“I’ll tell you, as an advocate, my position has shifted over time… I now believe we need… court monitors to come in and watch… When the public sees what might happen in a proceeding, I think they’d be shocked, because if it was their child experiencing this, if it was their voice as the mother being silenced and told, ‘You don’t know what you’re doing. We know better what’s needed for your kiddo.’ I think they’d be deeply disturbed.”
Mae Quinn is the director of the MacArthur Justice Center in St. Louis. In her interview, she talks about the state of juvenile justice in Missouri, the goals of the MacArthur Justice Center and their work with juveniles, and the bigger picture of the state of juvenile justice in America.
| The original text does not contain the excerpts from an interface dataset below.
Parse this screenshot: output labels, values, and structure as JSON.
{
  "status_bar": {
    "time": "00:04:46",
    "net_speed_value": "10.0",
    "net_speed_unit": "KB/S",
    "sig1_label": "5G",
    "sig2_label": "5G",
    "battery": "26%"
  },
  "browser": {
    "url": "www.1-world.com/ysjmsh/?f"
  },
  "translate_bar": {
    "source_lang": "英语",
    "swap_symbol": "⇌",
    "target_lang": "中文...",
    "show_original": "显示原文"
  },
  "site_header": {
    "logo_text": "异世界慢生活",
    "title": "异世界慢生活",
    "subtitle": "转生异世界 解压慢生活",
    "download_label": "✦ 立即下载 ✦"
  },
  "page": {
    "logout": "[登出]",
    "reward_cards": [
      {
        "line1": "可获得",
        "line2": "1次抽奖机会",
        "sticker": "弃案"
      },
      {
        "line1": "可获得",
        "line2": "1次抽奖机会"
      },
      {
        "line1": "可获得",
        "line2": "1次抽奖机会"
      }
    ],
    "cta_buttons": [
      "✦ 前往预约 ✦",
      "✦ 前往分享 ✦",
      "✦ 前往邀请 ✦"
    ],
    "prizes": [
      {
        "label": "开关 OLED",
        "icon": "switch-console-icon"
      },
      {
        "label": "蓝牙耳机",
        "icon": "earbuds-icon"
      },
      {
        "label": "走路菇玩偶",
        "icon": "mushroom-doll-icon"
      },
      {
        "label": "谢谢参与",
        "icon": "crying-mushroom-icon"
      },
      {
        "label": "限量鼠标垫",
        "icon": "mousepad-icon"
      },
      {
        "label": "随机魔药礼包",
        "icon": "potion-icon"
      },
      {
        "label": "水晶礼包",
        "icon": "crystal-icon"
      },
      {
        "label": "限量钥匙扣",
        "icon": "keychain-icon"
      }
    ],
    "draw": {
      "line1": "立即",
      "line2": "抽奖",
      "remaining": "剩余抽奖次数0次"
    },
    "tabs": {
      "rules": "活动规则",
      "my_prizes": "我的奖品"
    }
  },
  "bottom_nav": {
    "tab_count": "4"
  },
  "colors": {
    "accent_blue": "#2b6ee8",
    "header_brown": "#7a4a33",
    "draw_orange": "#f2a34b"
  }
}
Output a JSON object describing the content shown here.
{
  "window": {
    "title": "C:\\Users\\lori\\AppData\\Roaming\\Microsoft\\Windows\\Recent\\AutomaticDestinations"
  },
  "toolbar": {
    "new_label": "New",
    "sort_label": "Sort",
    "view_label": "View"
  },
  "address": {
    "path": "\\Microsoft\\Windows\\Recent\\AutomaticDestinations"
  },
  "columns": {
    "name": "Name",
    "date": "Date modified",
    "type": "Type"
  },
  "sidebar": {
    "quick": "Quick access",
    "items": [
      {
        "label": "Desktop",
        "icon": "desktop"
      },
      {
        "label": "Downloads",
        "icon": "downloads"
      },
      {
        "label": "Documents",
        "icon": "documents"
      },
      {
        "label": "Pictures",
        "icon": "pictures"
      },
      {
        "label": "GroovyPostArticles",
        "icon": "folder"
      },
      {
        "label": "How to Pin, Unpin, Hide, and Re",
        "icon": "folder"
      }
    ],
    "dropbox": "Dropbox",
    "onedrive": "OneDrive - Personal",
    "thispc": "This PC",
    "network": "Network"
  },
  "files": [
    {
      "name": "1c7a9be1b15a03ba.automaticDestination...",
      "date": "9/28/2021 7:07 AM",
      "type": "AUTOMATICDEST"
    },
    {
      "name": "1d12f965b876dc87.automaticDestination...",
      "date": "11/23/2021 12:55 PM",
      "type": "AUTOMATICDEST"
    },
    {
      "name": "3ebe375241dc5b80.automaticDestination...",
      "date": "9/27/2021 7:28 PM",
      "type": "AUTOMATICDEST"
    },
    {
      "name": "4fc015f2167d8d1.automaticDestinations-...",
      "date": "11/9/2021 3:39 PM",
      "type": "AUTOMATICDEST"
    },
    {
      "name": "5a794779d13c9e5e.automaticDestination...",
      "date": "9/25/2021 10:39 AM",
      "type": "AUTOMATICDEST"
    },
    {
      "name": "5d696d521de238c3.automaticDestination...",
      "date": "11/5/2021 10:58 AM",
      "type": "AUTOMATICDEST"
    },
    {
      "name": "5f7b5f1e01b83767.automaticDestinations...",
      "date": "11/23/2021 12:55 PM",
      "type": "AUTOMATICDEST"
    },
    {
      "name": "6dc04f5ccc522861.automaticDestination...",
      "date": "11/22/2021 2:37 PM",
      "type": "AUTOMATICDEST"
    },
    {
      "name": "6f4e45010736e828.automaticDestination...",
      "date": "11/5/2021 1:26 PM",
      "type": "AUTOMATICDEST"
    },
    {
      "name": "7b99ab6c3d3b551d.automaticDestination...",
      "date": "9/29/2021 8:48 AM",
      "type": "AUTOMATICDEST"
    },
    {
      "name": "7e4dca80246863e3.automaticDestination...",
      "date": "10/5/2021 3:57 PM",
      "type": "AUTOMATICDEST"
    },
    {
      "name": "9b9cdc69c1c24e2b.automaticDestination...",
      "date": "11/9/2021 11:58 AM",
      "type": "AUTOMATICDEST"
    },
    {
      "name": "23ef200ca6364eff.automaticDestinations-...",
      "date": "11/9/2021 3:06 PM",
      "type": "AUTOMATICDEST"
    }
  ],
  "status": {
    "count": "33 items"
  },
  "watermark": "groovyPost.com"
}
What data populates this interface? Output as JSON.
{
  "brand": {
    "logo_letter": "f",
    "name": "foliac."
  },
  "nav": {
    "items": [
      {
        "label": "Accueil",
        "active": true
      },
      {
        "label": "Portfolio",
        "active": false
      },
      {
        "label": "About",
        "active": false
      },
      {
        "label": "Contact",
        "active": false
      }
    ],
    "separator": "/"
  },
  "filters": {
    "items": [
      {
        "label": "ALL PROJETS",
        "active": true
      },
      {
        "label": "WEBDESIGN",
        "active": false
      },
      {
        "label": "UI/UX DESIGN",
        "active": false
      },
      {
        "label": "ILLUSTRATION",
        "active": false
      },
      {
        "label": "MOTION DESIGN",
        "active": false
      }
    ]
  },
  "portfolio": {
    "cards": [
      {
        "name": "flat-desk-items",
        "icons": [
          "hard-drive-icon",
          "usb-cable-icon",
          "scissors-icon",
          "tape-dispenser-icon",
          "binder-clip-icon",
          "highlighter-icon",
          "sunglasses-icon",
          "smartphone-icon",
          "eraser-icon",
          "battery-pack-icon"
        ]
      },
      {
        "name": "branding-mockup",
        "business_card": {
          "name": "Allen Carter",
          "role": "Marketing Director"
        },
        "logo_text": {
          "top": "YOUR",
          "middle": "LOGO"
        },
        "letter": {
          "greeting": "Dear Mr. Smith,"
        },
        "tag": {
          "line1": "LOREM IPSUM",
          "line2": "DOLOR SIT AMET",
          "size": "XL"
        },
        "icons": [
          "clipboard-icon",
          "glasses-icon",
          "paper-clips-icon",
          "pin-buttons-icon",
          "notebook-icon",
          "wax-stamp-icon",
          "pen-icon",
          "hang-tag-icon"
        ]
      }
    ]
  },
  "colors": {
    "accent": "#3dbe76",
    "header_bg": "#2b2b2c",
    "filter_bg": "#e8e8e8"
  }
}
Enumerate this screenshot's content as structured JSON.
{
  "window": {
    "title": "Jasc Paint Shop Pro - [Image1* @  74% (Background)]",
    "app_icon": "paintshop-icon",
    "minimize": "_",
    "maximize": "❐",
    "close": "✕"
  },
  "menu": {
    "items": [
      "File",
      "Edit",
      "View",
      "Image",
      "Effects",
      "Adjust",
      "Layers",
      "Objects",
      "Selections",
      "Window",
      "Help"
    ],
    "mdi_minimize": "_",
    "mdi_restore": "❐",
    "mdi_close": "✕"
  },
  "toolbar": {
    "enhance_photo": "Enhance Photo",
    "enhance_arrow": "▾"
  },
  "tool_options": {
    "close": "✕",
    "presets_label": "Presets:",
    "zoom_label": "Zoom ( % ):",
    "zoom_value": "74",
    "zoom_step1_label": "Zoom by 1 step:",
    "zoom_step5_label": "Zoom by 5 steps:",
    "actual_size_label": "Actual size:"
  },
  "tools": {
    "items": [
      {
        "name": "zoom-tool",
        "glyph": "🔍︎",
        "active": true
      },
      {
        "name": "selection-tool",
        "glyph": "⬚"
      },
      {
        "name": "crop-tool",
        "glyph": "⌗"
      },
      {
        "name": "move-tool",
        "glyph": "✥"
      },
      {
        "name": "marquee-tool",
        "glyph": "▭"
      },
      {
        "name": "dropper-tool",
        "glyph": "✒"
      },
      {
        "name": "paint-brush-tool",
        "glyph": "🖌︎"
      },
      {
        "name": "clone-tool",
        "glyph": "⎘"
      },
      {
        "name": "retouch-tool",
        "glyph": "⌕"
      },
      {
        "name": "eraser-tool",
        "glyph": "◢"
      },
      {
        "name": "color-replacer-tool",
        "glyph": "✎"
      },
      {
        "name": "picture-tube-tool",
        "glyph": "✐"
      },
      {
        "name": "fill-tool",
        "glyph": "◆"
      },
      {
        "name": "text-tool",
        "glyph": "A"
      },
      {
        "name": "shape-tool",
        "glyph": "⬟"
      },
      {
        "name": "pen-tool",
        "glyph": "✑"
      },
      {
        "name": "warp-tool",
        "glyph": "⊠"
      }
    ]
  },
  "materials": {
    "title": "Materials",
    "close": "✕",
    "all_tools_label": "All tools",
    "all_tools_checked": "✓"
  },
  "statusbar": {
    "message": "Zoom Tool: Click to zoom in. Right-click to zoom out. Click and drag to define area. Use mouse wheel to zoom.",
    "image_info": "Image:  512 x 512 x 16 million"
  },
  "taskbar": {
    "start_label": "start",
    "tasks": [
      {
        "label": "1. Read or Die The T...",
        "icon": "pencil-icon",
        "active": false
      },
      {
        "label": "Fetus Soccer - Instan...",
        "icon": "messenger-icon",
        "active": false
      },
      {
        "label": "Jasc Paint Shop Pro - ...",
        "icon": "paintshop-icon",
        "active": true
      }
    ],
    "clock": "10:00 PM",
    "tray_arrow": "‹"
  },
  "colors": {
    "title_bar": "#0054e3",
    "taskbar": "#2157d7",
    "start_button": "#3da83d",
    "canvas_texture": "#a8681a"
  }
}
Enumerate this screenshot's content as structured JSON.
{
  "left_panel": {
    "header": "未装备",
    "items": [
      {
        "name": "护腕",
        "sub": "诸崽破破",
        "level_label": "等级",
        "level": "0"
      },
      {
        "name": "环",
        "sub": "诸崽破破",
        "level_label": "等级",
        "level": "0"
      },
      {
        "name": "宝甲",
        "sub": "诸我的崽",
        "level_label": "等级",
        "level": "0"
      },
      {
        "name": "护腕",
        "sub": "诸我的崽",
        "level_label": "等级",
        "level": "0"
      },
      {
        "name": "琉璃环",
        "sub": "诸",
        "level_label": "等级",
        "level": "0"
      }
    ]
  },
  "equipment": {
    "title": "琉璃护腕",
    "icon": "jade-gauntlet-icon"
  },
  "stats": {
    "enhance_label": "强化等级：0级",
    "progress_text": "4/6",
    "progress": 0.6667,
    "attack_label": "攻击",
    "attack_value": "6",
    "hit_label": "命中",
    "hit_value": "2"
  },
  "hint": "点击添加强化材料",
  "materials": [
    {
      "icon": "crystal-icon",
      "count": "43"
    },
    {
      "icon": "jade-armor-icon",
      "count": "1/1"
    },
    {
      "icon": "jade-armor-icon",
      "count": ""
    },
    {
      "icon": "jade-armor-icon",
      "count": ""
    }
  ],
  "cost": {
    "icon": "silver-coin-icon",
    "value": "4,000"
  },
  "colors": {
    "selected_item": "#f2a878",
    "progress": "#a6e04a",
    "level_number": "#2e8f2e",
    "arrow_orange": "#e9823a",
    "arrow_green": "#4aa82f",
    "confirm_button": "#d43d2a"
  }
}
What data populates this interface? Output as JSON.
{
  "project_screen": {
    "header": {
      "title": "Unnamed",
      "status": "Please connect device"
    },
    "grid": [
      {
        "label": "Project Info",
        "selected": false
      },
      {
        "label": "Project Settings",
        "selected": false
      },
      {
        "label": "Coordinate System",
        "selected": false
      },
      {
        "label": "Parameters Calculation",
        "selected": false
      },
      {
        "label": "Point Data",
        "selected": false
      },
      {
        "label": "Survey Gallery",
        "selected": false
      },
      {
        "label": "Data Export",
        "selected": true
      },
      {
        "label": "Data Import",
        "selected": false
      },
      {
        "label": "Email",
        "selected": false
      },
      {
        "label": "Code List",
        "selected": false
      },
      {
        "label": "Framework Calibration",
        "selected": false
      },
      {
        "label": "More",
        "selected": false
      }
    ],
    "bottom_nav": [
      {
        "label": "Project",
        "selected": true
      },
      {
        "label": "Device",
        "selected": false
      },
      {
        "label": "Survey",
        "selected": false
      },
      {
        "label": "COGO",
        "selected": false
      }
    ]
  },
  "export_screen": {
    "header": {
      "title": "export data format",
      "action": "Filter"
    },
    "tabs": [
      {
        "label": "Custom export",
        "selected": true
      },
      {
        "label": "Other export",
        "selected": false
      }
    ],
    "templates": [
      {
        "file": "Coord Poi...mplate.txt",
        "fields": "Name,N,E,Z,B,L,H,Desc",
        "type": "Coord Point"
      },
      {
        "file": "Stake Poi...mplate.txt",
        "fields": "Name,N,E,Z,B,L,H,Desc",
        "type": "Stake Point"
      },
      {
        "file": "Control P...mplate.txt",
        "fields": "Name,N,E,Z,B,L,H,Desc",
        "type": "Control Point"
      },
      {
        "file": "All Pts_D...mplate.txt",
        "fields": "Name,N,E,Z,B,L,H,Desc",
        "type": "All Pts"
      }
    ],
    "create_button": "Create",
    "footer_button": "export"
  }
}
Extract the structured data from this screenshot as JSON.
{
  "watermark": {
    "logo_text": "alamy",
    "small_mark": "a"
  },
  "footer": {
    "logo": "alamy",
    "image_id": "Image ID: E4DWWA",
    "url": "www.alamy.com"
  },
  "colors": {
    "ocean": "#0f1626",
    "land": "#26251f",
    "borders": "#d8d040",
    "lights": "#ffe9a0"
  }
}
“For a long time this idea of working up therapeutic options, figuring out what the treatment modalities might be, it was just sort of brushed off as social work. No one should be denigrating social work; it’s deeply, deeply important in both adult and juvenile systems, but it is fundamental to doing a good job for kids.”